### Requirement
Please output the listing that follows exactly, but keep all images out.

### Extracted records
★ ★ ★

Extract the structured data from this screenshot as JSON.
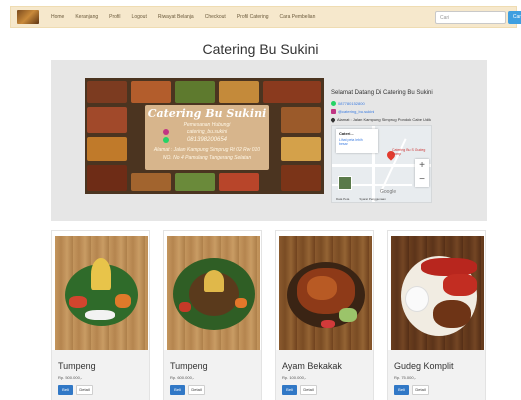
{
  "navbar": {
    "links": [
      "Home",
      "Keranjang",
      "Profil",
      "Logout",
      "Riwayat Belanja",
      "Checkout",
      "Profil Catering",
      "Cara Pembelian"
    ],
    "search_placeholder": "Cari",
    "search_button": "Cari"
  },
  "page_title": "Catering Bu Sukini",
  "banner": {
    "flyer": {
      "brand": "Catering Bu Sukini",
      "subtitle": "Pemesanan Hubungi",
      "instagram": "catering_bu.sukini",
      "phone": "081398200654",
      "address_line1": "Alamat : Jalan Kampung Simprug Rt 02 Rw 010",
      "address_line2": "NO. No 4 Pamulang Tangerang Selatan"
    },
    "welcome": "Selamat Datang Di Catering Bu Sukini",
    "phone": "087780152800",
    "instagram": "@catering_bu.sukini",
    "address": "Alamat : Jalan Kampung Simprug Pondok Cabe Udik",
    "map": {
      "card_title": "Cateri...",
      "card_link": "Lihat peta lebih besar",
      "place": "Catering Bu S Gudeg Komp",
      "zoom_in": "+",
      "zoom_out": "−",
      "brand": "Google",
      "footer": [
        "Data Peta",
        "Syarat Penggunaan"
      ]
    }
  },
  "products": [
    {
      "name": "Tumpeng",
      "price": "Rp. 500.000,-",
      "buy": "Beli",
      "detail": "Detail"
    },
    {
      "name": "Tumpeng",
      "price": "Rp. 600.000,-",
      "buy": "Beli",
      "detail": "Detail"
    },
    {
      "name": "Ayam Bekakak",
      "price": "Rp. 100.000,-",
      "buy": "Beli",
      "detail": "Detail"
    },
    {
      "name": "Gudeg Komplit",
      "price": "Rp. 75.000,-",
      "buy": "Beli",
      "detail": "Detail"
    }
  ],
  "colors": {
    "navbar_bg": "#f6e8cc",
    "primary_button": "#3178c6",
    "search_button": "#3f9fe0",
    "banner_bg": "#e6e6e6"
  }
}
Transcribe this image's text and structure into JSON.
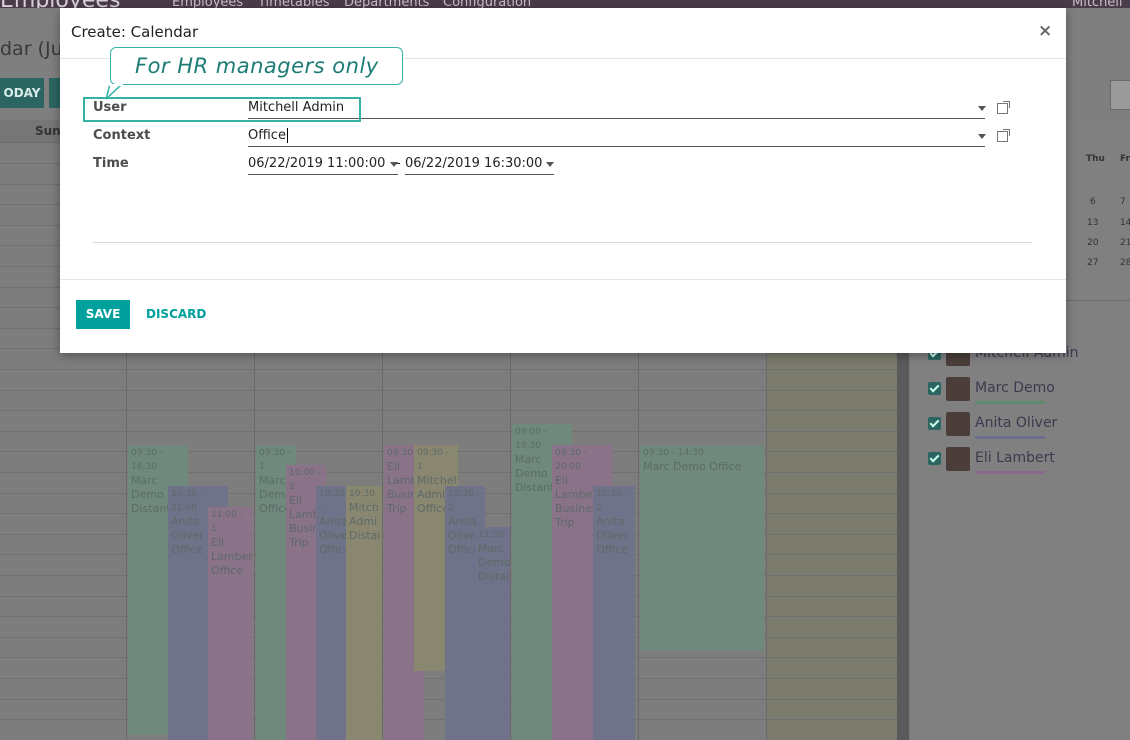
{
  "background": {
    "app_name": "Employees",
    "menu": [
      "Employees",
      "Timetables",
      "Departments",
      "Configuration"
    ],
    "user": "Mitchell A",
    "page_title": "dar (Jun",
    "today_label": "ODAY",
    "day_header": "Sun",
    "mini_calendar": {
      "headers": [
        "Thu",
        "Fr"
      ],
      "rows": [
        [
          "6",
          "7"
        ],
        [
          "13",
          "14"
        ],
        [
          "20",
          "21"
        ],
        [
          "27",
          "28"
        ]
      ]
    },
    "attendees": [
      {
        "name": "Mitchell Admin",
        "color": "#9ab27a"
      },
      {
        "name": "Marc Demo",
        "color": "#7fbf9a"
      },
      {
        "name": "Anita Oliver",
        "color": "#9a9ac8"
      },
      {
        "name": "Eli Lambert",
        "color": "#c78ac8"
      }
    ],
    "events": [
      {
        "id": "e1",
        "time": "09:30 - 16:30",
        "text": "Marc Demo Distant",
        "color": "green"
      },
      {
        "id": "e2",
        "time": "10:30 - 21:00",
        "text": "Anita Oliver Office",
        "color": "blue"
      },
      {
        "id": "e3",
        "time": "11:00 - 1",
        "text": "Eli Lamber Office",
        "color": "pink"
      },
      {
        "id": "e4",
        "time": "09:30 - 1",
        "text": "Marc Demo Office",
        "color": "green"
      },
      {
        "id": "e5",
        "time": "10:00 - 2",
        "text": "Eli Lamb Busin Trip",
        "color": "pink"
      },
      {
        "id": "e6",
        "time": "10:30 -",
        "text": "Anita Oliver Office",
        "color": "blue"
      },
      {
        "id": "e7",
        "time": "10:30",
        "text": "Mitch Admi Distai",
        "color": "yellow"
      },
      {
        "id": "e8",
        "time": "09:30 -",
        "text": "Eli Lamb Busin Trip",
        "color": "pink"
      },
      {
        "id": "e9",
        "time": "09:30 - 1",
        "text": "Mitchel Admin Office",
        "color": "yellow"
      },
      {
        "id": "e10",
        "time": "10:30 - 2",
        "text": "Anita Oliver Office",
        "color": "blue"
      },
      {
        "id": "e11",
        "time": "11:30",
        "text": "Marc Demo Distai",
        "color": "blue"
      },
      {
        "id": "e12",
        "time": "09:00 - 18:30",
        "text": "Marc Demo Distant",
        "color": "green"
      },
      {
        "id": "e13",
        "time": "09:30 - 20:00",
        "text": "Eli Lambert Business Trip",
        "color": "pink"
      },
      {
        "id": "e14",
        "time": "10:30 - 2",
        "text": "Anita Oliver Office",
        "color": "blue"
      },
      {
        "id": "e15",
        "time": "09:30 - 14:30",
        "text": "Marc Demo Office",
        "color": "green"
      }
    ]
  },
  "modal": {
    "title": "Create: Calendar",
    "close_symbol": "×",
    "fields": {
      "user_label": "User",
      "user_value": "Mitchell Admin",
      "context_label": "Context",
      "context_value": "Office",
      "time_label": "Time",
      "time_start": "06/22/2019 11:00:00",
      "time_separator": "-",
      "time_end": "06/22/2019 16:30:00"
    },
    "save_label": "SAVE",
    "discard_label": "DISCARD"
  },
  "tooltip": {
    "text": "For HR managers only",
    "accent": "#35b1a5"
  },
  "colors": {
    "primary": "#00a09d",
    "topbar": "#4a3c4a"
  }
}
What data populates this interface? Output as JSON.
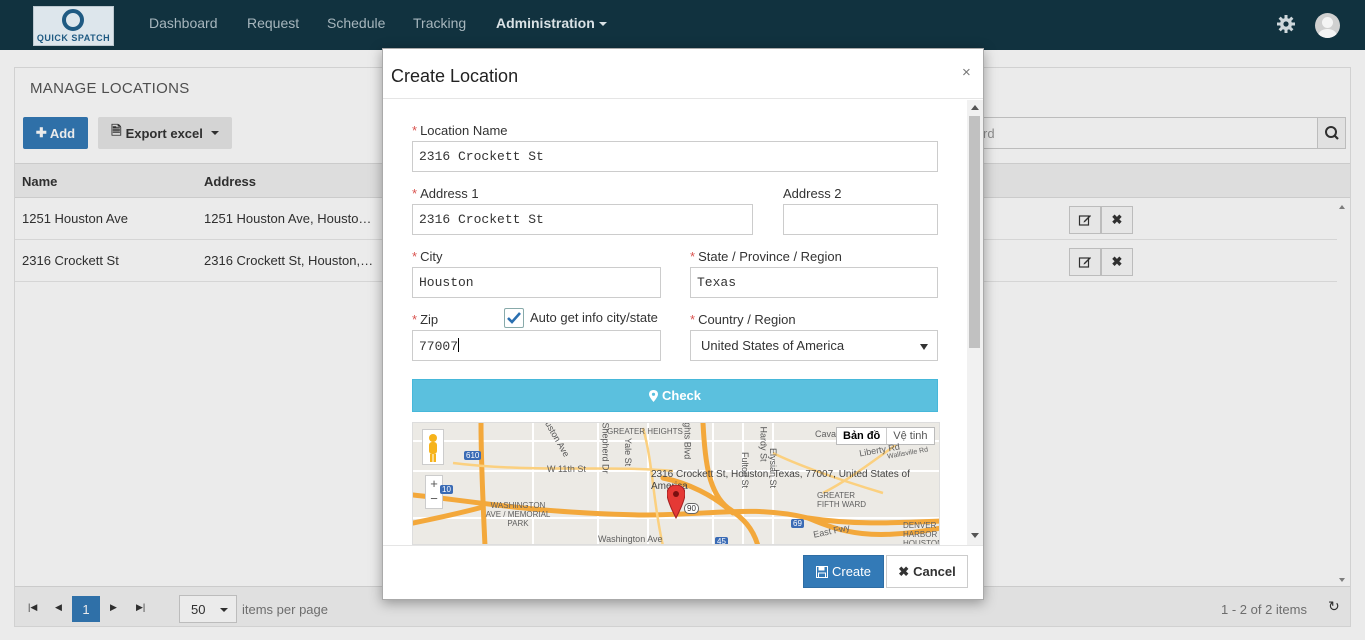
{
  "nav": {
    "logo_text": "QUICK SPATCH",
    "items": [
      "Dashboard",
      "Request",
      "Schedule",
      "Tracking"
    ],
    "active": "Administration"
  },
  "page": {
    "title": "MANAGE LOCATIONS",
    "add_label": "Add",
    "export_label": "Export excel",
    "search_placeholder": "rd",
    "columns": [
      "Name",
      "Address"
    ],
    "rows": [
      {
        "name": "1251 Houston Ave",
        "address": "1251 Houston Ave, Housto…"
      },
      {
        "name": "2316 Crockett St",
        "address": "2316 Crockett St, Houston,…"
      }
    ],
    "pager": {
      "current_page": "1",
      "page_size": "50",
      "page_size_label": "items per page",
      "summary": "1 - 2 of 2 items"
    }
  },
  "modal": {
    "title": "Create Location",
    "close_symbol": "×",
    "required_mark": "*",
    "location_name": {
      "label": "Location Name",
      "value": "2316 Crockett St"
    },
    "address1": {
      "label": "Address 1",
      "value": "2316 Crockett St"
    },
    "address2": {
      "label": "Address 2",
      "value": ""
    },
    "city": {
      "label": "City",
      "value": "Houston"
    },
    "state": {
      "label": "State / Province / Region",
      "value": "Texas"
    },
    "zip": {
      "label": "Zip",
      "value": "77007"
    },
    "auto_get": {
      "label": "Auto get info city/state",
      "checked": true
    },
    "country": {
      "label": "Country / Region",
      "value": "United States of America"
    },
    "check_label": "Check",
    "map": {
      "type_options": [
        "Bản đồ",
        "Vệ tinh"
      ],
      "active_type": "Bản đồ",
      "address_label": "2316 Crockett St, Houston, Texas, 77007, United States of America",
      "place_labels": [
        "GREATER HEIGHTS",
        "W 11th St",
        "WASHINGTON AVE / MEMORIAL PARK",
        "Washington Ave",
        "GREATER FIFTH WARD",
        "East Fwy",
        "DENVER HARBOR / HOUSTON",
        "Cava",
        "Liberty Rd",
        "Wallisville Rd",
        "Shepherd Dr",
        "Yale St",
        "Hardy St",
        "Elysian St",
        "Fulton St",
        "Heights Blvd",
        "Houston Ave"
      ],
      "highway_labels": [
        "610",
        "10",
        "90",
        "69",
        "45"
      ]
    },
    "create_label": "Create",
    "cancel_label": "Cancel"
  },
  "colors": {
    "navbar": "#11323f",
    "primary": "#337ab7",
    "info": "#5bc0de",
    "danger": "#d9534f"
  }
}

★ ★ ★

### Task output
Extract the structured data from this screenshot as JSON.
{
  "navbar": {
    "links": [
      "Home",
      "Keranjang",
      "Profil",
      "Logout",
      "Riwayat Belanja",
      "Checkout",
      "Profil Catering",
      "Cara Pembelian"
    ],
    "search_placeholder": "Cari",
    "search_button": "Cari"
  },
  "page_title": "Catering Bu Sukini",
  "banner": {
    "flyer": {
      "brand": "Catering Bu Sukini",
      "subtitle": "Pemesanan Hubungi",
      "instagram": "catering_bu.sukini",
      "phone": "081398200654",
      "address_line1": "Alamat : Jalan Kampung Simprug Rt 02 Rw 010",
      "address_line2": "NO. No 4 Pamulang Tangerang Selatan"
    },
    "welcome": "Selamat Datang Di Catering Bu Sukini",
    "phone": "087780152800",
    "instagram": "@catering_bu.sukini",
    "address": "Alamat : Jalan Kampung Simprug Pondok Cabe Udik",
    "map": {
      "card_title": "Cateri...",
      "card_link": "Lihat peta lebih besar",
      "place": "Catering Bu S Gudeg Komp",
      "zoom_in": "+",
      "zoom_out": "−",
      "brand": "Google",
      "footer": [
        "Data Peta",
        "Syarat Penggunaan"
      ]
    }
  },
  "products": [
    {
      "name": "Tumpeng",
      "price": "Rp. 500.000,-",
      "buy": "Beli",
      "detail": "Detail"
    },
    {
      "name": "Tumpeng",
      "price": "Rp. 600.000,-",
      "buy": "Beli",
      "detail": "Detail"
    },
    {
      "name": "Ayam Bekakak",
      "price": "Rp. 100.000,-",
      "buy": "Beli",
      "detail": "Detail"
    },
    {
      "name": "Gudeg Komplit",
      "price": "Rp. 75.000,-",
      "buy": "Beli",
      "detail": "Detail"
    }
  ],
  "colors": {
    "navbar_bg": "#f6e8cc",
    "primary_button": "#3178c6",
    "search_button": "#3f9fe0",
    "banner_bg": "#e6e6e6"
  }
}
Transcribe this image's text and structure into JSON.
{
  "background": {
    "app_name": "Employees",
    "menu": [
      "Employees",
      "Timetables",
      "Departments",
      "Configuration"
    ],
    "user": "Mitchell A",
    "page_title": "dar (Jun",
    "today_label": "ODAY",
    "day_header": "Sun",
    "mini_calendar": {
      "headers": [
        "Thu",
        "Fr"
      ],
      "rows": [
        [
          "6",
          "7"
        ],
        [
          "13",
          "14"
        ],
        [
          "20",
          "21"
        ],
        [
          "27",
          "28"
        ]
      ]
    },
    "attendees": [
      {
        "name": "Mitchell Admin",
        "color": "#9ab27a"
      },
      {
        "name": "Marc Demo",
        "color": "#7fbf9a"
      },
      {
        "name": "Anita Oliver",
        "color": "#9a9ac8"
      },
      {
        "name": "Eli Lambert",
        "color": "#c78ac8"
      }
    ],
    "events": [
      {
        "id": "e1",
        "time": "09:30 - 16:30",
        "text": "Marc Demo Distant",
        "color": "green"
      },
      {
        "id": "e2",
        "time": "10:30 - 21:00",
        "text": "Anita Oliver Office",
        "color": "blue"
      },
      {
        "id": "e3",
        "time": "11:00 - 1",
        "text": "Eli Lamber Office",
        "color": "pink"
      },
      {
        "id": "e4",
        "time": "09:30 - 1",
        "text": "Marc Demo Office",
        "color": "green"
      },
      {
        "id": "e5",
        "time": "10:00 - 2",
        "text": "Eli Lamb Busin Trip",
        "color": "pink"
      },
      {
        "id": "e6",
        "time": "10:30 -",
        "text": "Anita Oliver Office",
        "color": "blue"
      },
      {
        "id": "e7",
        "time": "10:30",
        "text": "Mitch Admi Distai",
        "color": "yellow"
      },
      {
        "id": "e8",
        "time": "09:30 -",
        "text": "Eli Lamb Busin Trip",
        "color": "pink"
      },
      {
        "id": "e9",
        "time": "09:30 - 1",
        "text": "Mitchel Admin Office",
        "color": "yellow"
      },
      {
        "id": "e10",
        "time": "10:30 - 2",
        "text": "Anita Oliver Office",
        "color": "blue"
      },
      {
        "id": "e11",
        "time": "11:30",
        "text": "Marc Demo Distai",
        "color": "blue"
      },
      {
        "id": "e12",
        "time": "09:00 - 18:30",
        "text": "Marc Demo Distant",
        "color": "green"
      },
      {
        "id": "e13",
        "time": "09:30 - 20:00",
        "text": "Eli Lambert Business Trip",
        "color": "pink"
      },
      {
        "id": "e14",
        "time": "10:30 - 2",
        "text": "Anita Oliver Office",
        "color": "blue"
      },
      {
        "id": "e15",
        "time": "09:30 - 14:30",
        "text": "Marc Demo Office",
        "color": "green"
      }
    ]
  },
  "modal": {
    "title": "Create: Calendar",
    "close_symbol": "×",
    "fields": {
      "user_label": "User",
      "user_value": "Mitchell Admin",
      "context_label": "Context",
      "context_value": "Office",
      "time_label": "Time",
      "time_start": "06/22/2019 11:00:00",
      "time_separator": "-",
      "time_end": "06/22/2019 16:30:00"
    },
    "save_label": "SAVE",
    "discard_label": "DISCARD"
  },
  "tooltip": {
    "text": "For HR managers only",
    "accent": "#35b1a5"
  },
  "colors": {
    "primary": "#00a09d",
    "topbar": "#4a3c4a"
  }
}
What data populates this interface? Output as JSON.
{
  "nav": {
    "logo_text": "QUICK SPATCH",
    "items": [
      "Dashboard",
      "Request",
      "Schedule",
      "Tracking"
    ],
    "active": "Administration"
  },
  "page": {
    "title": "MANAGE LOCATIONS",
    "add_label": "Add",
    "export_label": "Export excel",
    "search_placeholder": "rd",
    "columns": [
      "Name",
      "Address"
    ],
    "rows": [
      {
        "name": "1251 Houston Ave",
        "address": "1251 Houston Ave, Housto…"
      },
      {
        "name": "2316 Crockett St",
        "address": "2316 Crockett St, Houston,…"
      }
    ],
    "pager": {
      "current_page": "1",
      "page_size": "50",
      "page_size_label": "items per page",
      "summary": "1 - 2 of 2 items"
    }
  },
  "modal": {
    "title": "Create Location",
    "close_symbol": "×",
    "required_mark": "*",
    "location_name": {
      "label": "Location Name",
      "value": "2316 Crockett St"
    },
    "address1": {
      "label": "Address 1",
      "value": "2316 Crockett St"
    },
    "address2": {
      "label": "Address 2",
      "value": ""
    },
    "city": {
      "label": "City",
      "value": "Houston"
    },
    "state": {
      "label": "State / Province / Region",
      "value": "Texas"
    },
    "zip": {
      "label": "Zip",
      "value": "77007"
    },
    "auto_get": {
      "label": "Auto get info city/state",
      "checked": true
    },
    "country": {
      "label": "Country / Region",
      "value": "United States of America"
    },
    "check_label": "Check",
    "map": {
      "type_options": [
        "Bản đồ",
        "Vệ tinh"
      ],
      "active_type": "Bản đồ",
      "address_label": "2316 Crockett St, Houston, Texas, 77007, United States of America",
      "place_labels": [
        "GREATER HEIGHTS",
        "W 11th St",
        "WASHINGTON AVE / MEMORIAL PARK",
        "Washington Ave",
        "GREATER FIFTH WARD",
        "East Fwy",
        "DENVER HARBOR / HOUSTON",
        "Cava",
        "Liberty Rd",
        "Wallisville Rd",
        "Shepherd Dr",
        "Yale St",
        "Hardy St",
        "Elysian St",
        "Fulton St",
        "Heights Blvd",
        "Houston Ave"
      ],
      "highway_labels": [
        "610",
        "10",
        "90",
        "69",
        "45"
      ]
    },
    "create_label": "Create",
    "cancel_label": "Cancel"
  },
  "colors": {
    "navbar": "#11323f",
    "primary": "#337ab7",
    "info": "#5bc0de",
    "danger": "#d9534f"
  }
}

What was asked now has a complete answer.